The Oracle Solaris Zones partitioning technology is used to virtualize operating system services and provide an isolated and secure environment for running applications. A zone is a virtualized operating system environment created within a single instance of the Oracle Solaris operating system. When you create a zone, you produce an application execution environment in which processes are isolated from the rest of the system. This isolation prevents processes that are running in one zone from monitoring or affecting processes that are running in other zones. Even a process running with superuser credentials cannot view or affect activity in other zones. With Oracle Solaris Zones, you can maintain the one-application-per-server deployment model while simultaneously sharing hardware resources.
A zone also provides an abstract layer that separates applications from the physical attributes of the machine on which they are deployed. Examples of these attributes include physical device paths.
Zones can be used on any machine that is running the Oracle Solaris 10 or later Oracle Solaris release. The upper limit for the number of zones on a system is 8192. The number of zones that can be effectively hosted on a single system is determined by the total resource requirements of the application software running in all of the zones, and the size of the system.
The zone root file system model supported on this release is the whole root zone. This model provides the maximum configurability. All of the required system software and any additional packages are installed into the private file systems of the zone.

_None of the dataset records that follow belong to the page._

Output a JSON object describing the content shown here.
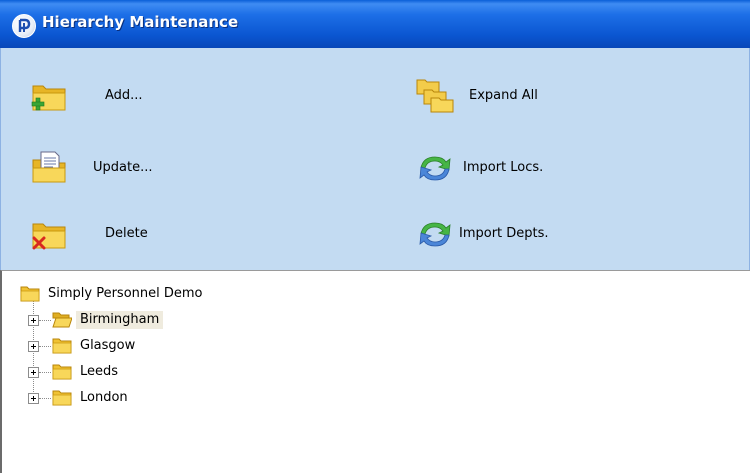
{
  "window": {
    "title": "Hierarchy Maintenance"
  },
  "toolbar": {
    "add_label": "Add...",
    "update_label": "Update...",
    "delete_label": "Delete",
    "expand_all_label": "Expand All",
    "import_locs_label": "Import Locs.",
    "import_depts_label": "Import Depts."
  },
  "tree": {
    "root": "Simply Personnel Demo",
    "children": [
      "Birmingham",
      "Glasgow",
      "Leeds",
      "London"
    ],
    "selected": "Birmingham"
  },
  "colors": {
    "titlebar": "#0a55d0",
    "toolbar_bg": "#c3dbf2",
    "selection_bg": "#efebde",
    "folder": "#f5c93a"
  }
}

These concepts are discussed in Chapter 17, Planning and Configuring Non-Global Zones (Tasks).